I’m well aware that I’m lacking in the Take Action department. That would push my comfort zone and I haven’t done much in the way of comfort zone pushing these last few years.
I recently started reading Jocko Willink’s latest book “Discipine Equals Freedom.” He’s a retired Navy Seal commander, and while I’m not usually one for stories of war, the title alone is what sold me. I have very little discipline and as a result, my life constantly feels in a shambles. I’m not instilling discipline in my children nor inspiring it in my partner.
This book is powerful to the point that I couldn’t sit down while reading it. I literally had to get out of my overstuffed blue chair and go walk on the treadmill and bounce on the rebounder.
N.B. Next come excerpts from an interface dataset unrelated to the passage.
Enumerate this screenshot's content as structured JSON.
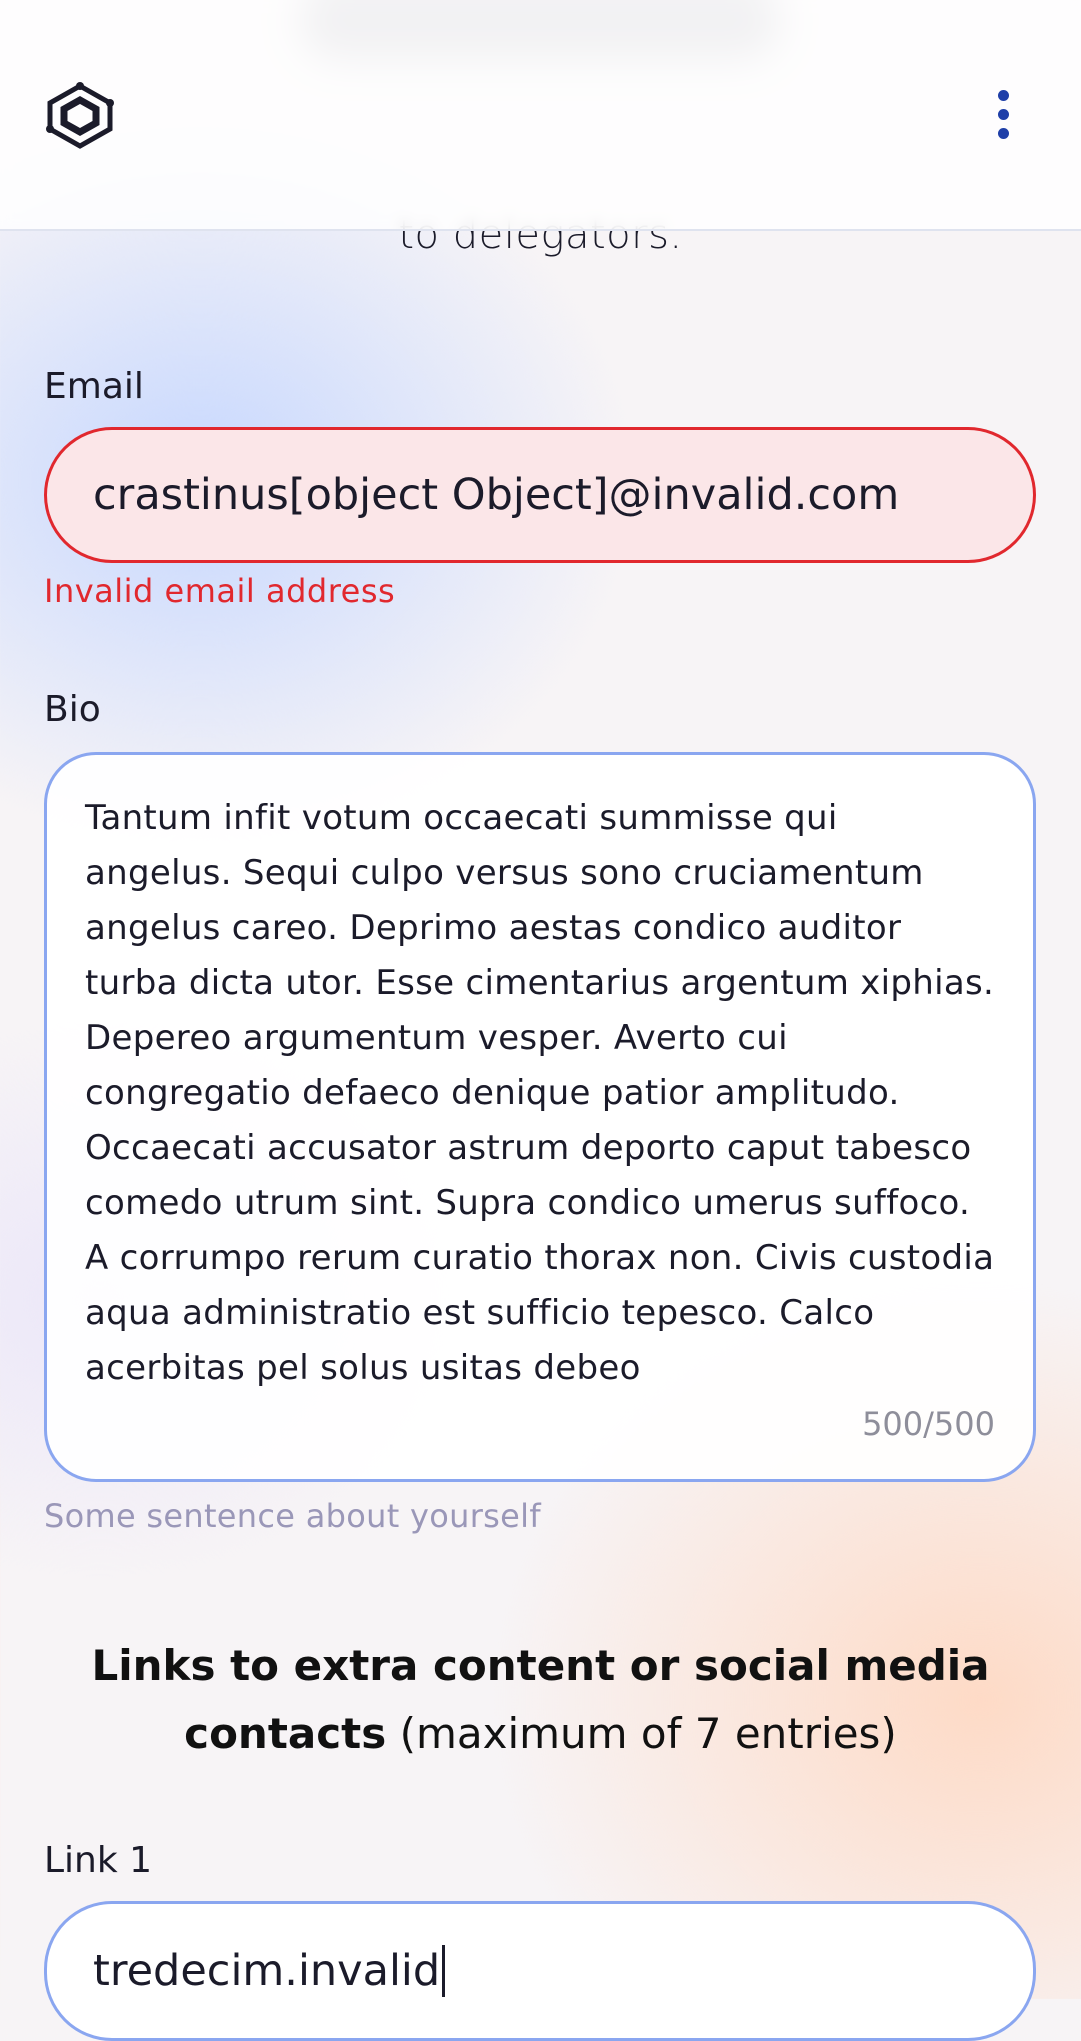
{
  "header": {
    "subtitle_fragment": "to delegators."
  },
  "form": {
    "email": {
      "label": "Email",
      "value": "crastinus[object Object]@invalid.com",
      "error": "Invalid email address"
    },
    "bio": {
      "label": "Bio",
      "value": "Tantum infit votum occaecati summisse qui angelus. Sequi culpo versus sono cruciamentum angelus careo. Deprimo aestas condico auditor turba dicta utor. Esse cimentarius argentum xiphias. Depereo argumentum vesper. Averto cui congregatio defaeco denique patior amplitudo. Occaecati accusator astrum deporto caput tabesco comedo utrum sint. Supra condico umerus suffoco. A corrumpo rerum curatio thorax non. Civis custodia aqua administratio est sufficio tepesco. Calco acerbitas pel solus usitas debeo",
      "counter": "500/500",
      "hint": "Some sentence about yourself"
    },
    "links": {
      "heading_bold": "Links to extra content or social media contacts",
      "heading_note": "(maximum of 7 entries)",
      "items": [
        {
          "label": "Link 1",
          "value": "tredecim.invalid"
        }
      ]
    }
  },
  "colors": {
    "accent": "#1f3fa8",
    "error": "#e1282e",
    "field_border": "#8aa6f0"
  }
}
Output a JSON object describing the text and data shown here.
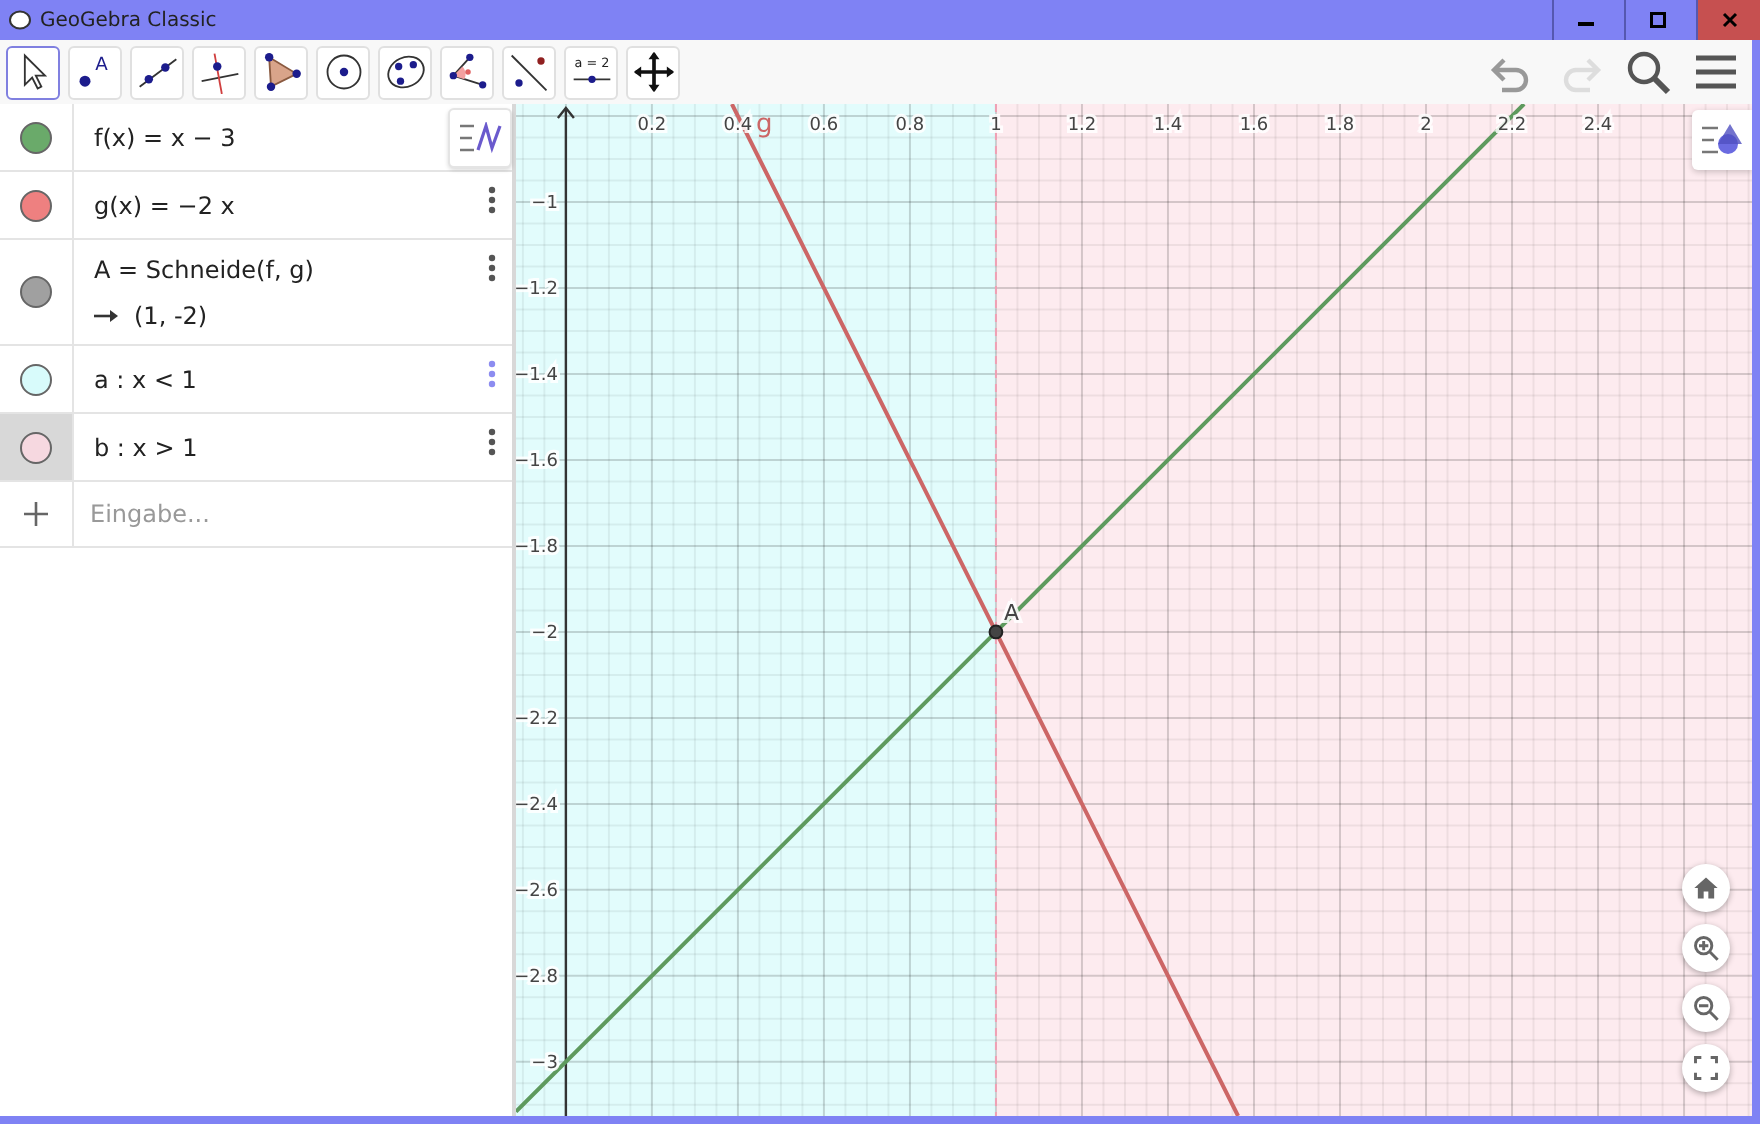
{
  "window": {
    "title": "GeoGebra Classic"
  },
  "toolbar": {
    "tools": [
      {
        "kind": "move",
        "selected": true
      },
      {
        "kind": "point",
        "glyph": "A",
        "selected": false
      },
      {
        "kind": "line",
        "selected": false
      },
      {
        "kind": "perpendicular",
        "selected": false
      },
      {
        "kind": "polygon",
        "selected": false
      },
      {
        "kind": "circle",
        "selected": false
      },
      {
        "kind": "conic",
        "selected": false
      },
      {
        "kind": "angle",
        "selected": false
      },
      {
        "kind": "reflect",
        "selected": false
      },
      {
        "kind": "slider",
        "glyph": "a = 2",
        "selected": false
      },
      {
        "kind": "pan",
        "selected": false
      }
    ],
    "actions": [
      {
        "kind": "undo",
        "disabled": false
      },
      {
        "kind": "redo",
        "disabled": true
      },
      {
        "kind": "search"
      },
      {
        "kind": "menu"
      }
    ]
  },
  "algebra": {
    "items": [
      {
        "definition": "f(x) = x − 3",
        "color": "#6aaa6a",
        "selected": false
      },
      {
        "definition": "g(x) = −2 x",
        "color": "#ee8080",
        "selected": false,
        "menu": true,
        "hovered": false
      },
      {
        "definition": "A = Schneide(f, g)",
        "output": "(1, -2)",
        "color": "#a0a0a0",
        "selected": false,
        "menu": true,
        "hovered": false
      },
      {
        "definition": "a : x < 1",
        "color": "#d8fbfb",
        "selected": false,
        "menu": true,
        "hovered": true
      },
      {
        "definition": "b : x > 1",
        "color": "#f6d8e0",
        "selected": true,
        "menu": true,
        "hovered": false
      }
    ],
    "input": {
      "placeholder": "Eingabe..."
    }
  },
  "graphics": {
    "chart_data": {
      "type": "line",
      "x": [
        -0.116,
        0.386,
        1,
        1.563,
        2.228
      ],
      "series": [
        {
          "color": "#5e9a5e",
          "values": [
            -3.116,
            -2.614,
            -2,
            -1.437,
            -0.772
          ]
        },
        {
          "name": "g",
          "color": "#cc6666",
          "values": [
            null,
            -0.772,
            -2,
            -3.126,
            null
          ]
        }
      ],
      "xlim": [
        -0.116,
        2.758
      ],
      "ylim": [
        -3.126,
        -0.772
      ],
      "grid": true,
      "xticks": [
        0.2,
        0.4,
        0.6,
        0.8,
        1,
        1.2,
        1.4,
        1.6,
        1.8,
        2,
        2.2,
        2.4
      ],
      "yticks": [
        {
          "value": -1,
          "label": "−1"
        },
        {
          "value": -1.2,
          "label": "−1.2"
        },
        {
          "value": -1.4,
          "label": "−1.4"
        },
        {
          "value": -1.6,
          "label": "−1.6"
        },
        {
          "value": -1.8,
          "label": "−1.8"
        },
        {
          "value": -2,
          "label": "−2"
        },
        {
          "value": -2.2,
          "label": "−2.2"
        },
        {
          "value": -2.4,
          "label": "−2.4"
        },
        {
          "value": -2.6,
          "label": "−2.6"
        },
        {
          "value": -2.8,
          "label": "−2.8"
        },
        {
          "value": -3,
          "label": "−3"
        }
      ],
      "bands": [
        {
          "axis": "x",
          "from": -0.116,
          "to": 1,
          "color": "#e2fcfc"
        },
        {
          "axis": "x",
          "from": 1,
          "to": 2.758,
          "color": "#fdebef"
        }
      ],
      "ref_lines": [
        {
          "axis": "x",
          "value": 1,
          "color": "#f0a0b4"
        }
      ],
      "annotations": [
        {
          "text": "A",
          "x": 1,
          "y": -2
        }
      ]
    },
    "zoom_buttons": [
      {
        "kind": "home"
      },
      {
        "kind": "zoom_in"
      },
      {
        "kind": "zoom_out"
      },
      {
        "kind": "fullscreen"
      }
    ]
  }
}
I found myself reading aloud, a little breathless with the movement, but loving every inspiring sound byte. I read slowly, enunciating as a drill sergeant might.
“Discipline starts with waking up early,” he wrote. “It really does.”
“Discipline is about facing your fears so you can conquer them”
“Discipline means taking the hard road – the uphill road.”
“Discipline can seem like your worst enemy. But in reality it is your best friend.”
“It will put you on the path to strength and health and intelligence and happiness.”
The book calls itself a Field Manual, and it starts with a collection of short essays about taking action, not stopping, and fighting the battles I’ve been avoiding. I devoured them. And then I slowly savored them.
I made it through the book and started it right over. And then today, when my alarm went off at 4:48AM, I got right out of bed, got dressed and did a workout. And now my kids are fed and going about their days, my kitchen is clean and I’m enjoying my morning coffee as I write this.
Maybe discipline will help me be a better feminist too.